What the exercise asks =
Would you please repeat all of the data exactly, omitting the pictures?

Listed records Block Start

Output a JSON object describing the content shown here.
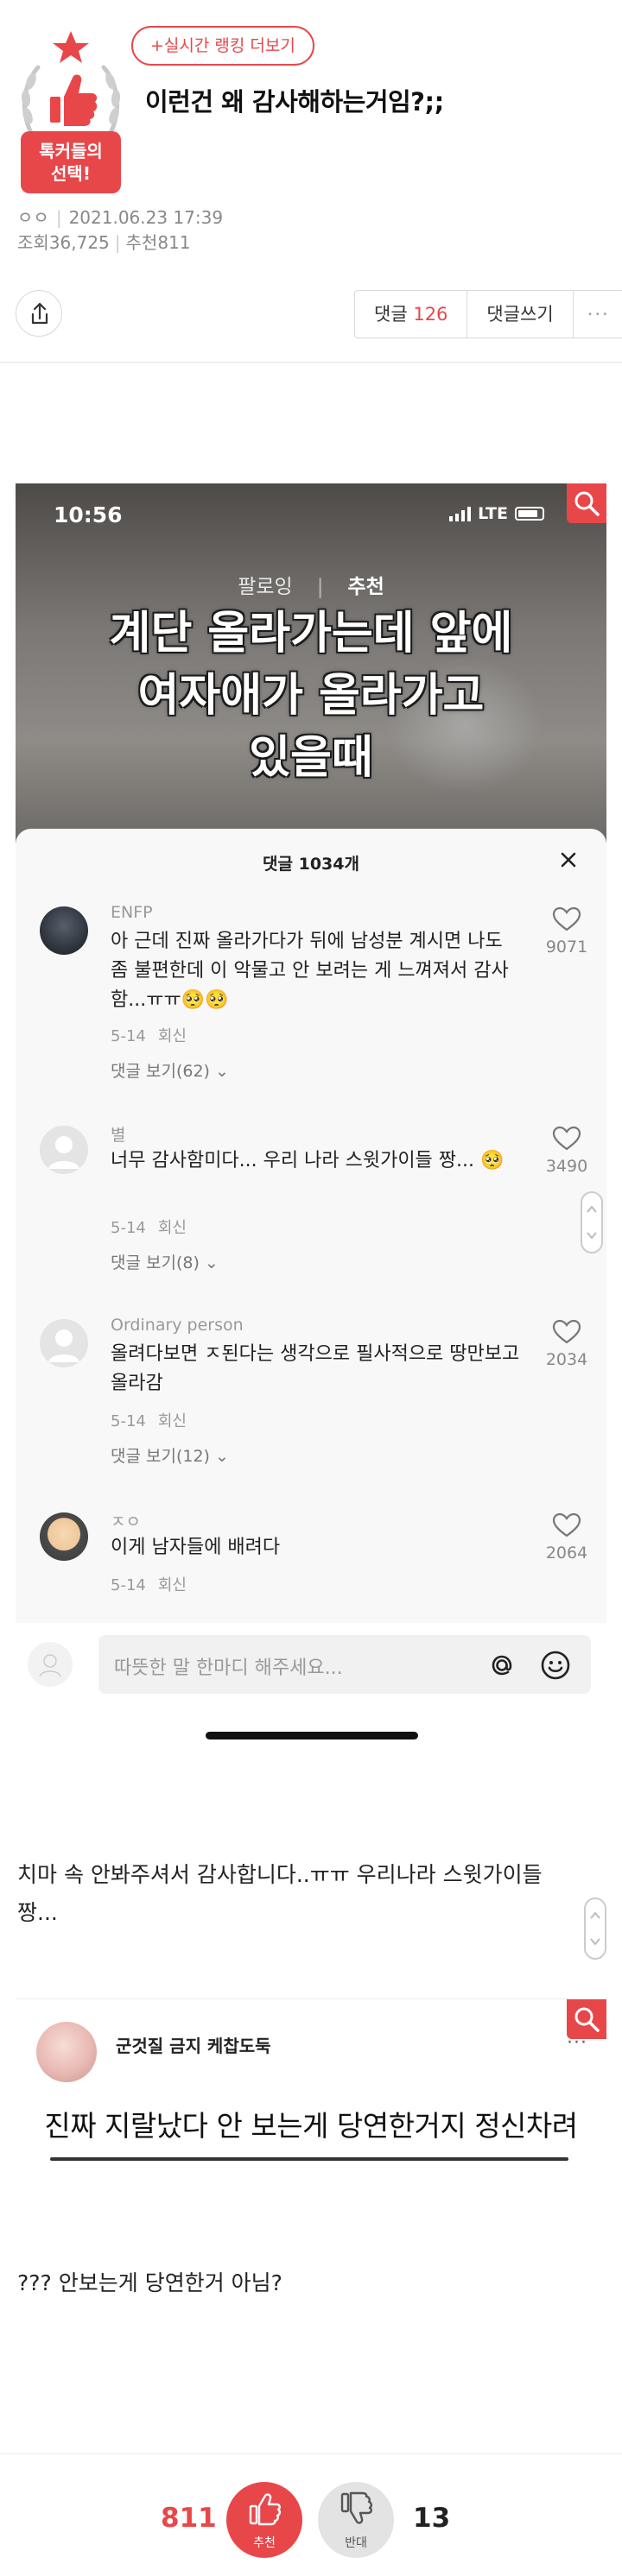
{
  "header": {
    "badge_text_line1": "톡커들의",
    "badge_text_line2": "선택!",
    "ranking_button": "+실시간 랭킹 더보기",
    "title": "이런건 왜 감사해하는거임?;;",
    "author": "ㅇㅇ",
    "date": "2021.06.23 17:39",
    "views": "조회36,725",
    "recommends": "추천811"
  },
  "actionbar": {
    "comment_label": "댓글",
    "comment_count": "126",
    "write_label": "댓글쓰기",
    "more_label": "···"
  },
  "shot1": {
    "status_time": "10:56",
    "network": "LTE",
    "tabs": [
      "팔로잉",
      "추천"
    ],
    "overlay_lines": [
      "계단 올라가는데 앞에",
      "여자애가 올라가고",
      "있을때"
    ],
    "sheet_title": "댓글 1034개",
    "comments": [
      {
        "name": "ENFP",
        "text": "아 근데 진짜 올라가다가 뒤에 남성분 계시면 나도 좀 불편한데 이 악물고 안 보려는 게 느껴져서 감사함...ㅠㅠ🥺🥺",
        "date": "5-14",
        "reply": "회신",
        "replies": "댓글 보기(62)",
        "likes": "9071"
      },
      {
        "name": "별",
        "text": "너무 감사함미다... 우리 나라 스윗가이들 짱... 🥺",
        "date": "5-14",
        "reply": "회신",
        "replies": "댓글 보기(8)",
        "likes": "3490"
      },
      {
        "name": "Ordinary person",
        "text": "올려다보면 ㅈ된다는 생각으로 필사적으로 땅만보고 올라감",
        "date": "5-14",
        "reply": "회신",
        "replies": "댓글 보기(12)",
        "likes": "2034"
      },
      {
        "name": "ㅈㅇ",
        "text": "이게 남자들에 배려다",
        "date": "5-14",
        "reply": "회신",
        "replies": "",
        "likes": "2064"
      }
    ],
    "input_placeholder": "따뜻한 말 한마디 해주세요..."
  },
  "body_text_1": "치마 속 안봐주셔서 감사합니다..ㅠㅠ 우리나라 스윗가이들 짱...",
  "shot2": {
    "username": "군것질 금지 케찹도둑",
    "more": "···",
    "text": "진짜 지랄났다 안 보는게 당연한거지 정신차려"
  },
  "body_text_2": "??? 안보는게 당연한거 아님?",
  "vote": {
    "up_count": "811",
    "up_label": "추천",
    "down_label": "반대",
    "down_count": "13"
  },
  "colors": {
    "accent": "#e8474a",
    "text": "#222222",
    "muted": "#888888"
  }
}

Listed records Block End

The answer =
Output a JSON object describing the content shown here.
{
  "header": {
    "badge_text_line1": "톡커들의",
    "badge_text_line2": "선택!",
    "ranking_button": "+실시간 랭킹 더보기",
    "title": "이런건 왜 감사해하는거임?;;",
    "author": "ㅇㅇ",
    "date": "2021.06.23 17:39",
    "views": "조회36,725",
    "recommends": "추천811"
  },
  "actionbar": {
    "comment_label": "댓글",
    "comment_count": "126",
    "write_label": "댓글쓰기",
    "more_label": "···"
  },
  "shot1": {
    "status_time": "10:56",
    "network": "LTE",
    "tabs": [
      "팔로잉",
      "추천"
    ],
    "overlay_lines": [
      "계단 올라가는데 앞에",
      "여자애가 올라가고",
      "있을때"
    ],
    "sheet_title": "댓글 1034개",
    "comments": [
      {
        "name": "ENFP",
        "text": "아 근데 진짜 올라가다가 뒤에 남성분 계시면 나도 좀 불편한데 이 악물고 안 보려는 게 느껴져서 감사함...ㅠㅠ🥺🥺",
        "date": "5-14",
        "reply": "회신",
        "replies": "댓글 보기(62)",
        "likes": "9071"
      },
      {
        "name": "별",
        "text": "너무 감사함미다... 우리 나라 스윗가이들 짱... 🥺",
        "date": "5-14",
        "reply": "회신",
        "replies": "댓글 보기(8)",
        "likes": "3490"
      },
      {
        "name": "Ordinary person",
        "text": "올려다보면 ㅈ된다는 생각으로 필사적으로 땅만보고 올라감",
        "date": "5-14",
        "reply": "회신",
        "replies": "댓글 보기(12)",
        "likes": "2034"
      },
      {
        "name": "ㅈㅇ",
        "text": "이게 남자들에 배려다",
        "date": "5-14",
        "reply": "회신",
        "replies": "",
        "likes": "2064"
      }
    ],
    "input_placeholder": "따뜻한 말 한마디 해주세요..."
  },
  "body_text_1": "치마 속 안봐주셔서 감사합니다..ㅠㅠ 우리나라 스윗가이들 짱...",
  "shot2": {
    "username": "군것질 금지 케찹도둑",
    "more": "···",
    "text": "진짜 지랄났다 안 보는게 당연한거지 정신차려"
  },
  "body_text_2": "??? 안보는게 당연한거 아님?",
  "vote": {
    "up_count": "811",
    "up_label": "추천",
    "down_label": "반대",
    "down_count": "13"
  },
  "colors": {
    "accent": "#e8474a",
    "text": "#222222",
    "muted": "#888888"
  }
}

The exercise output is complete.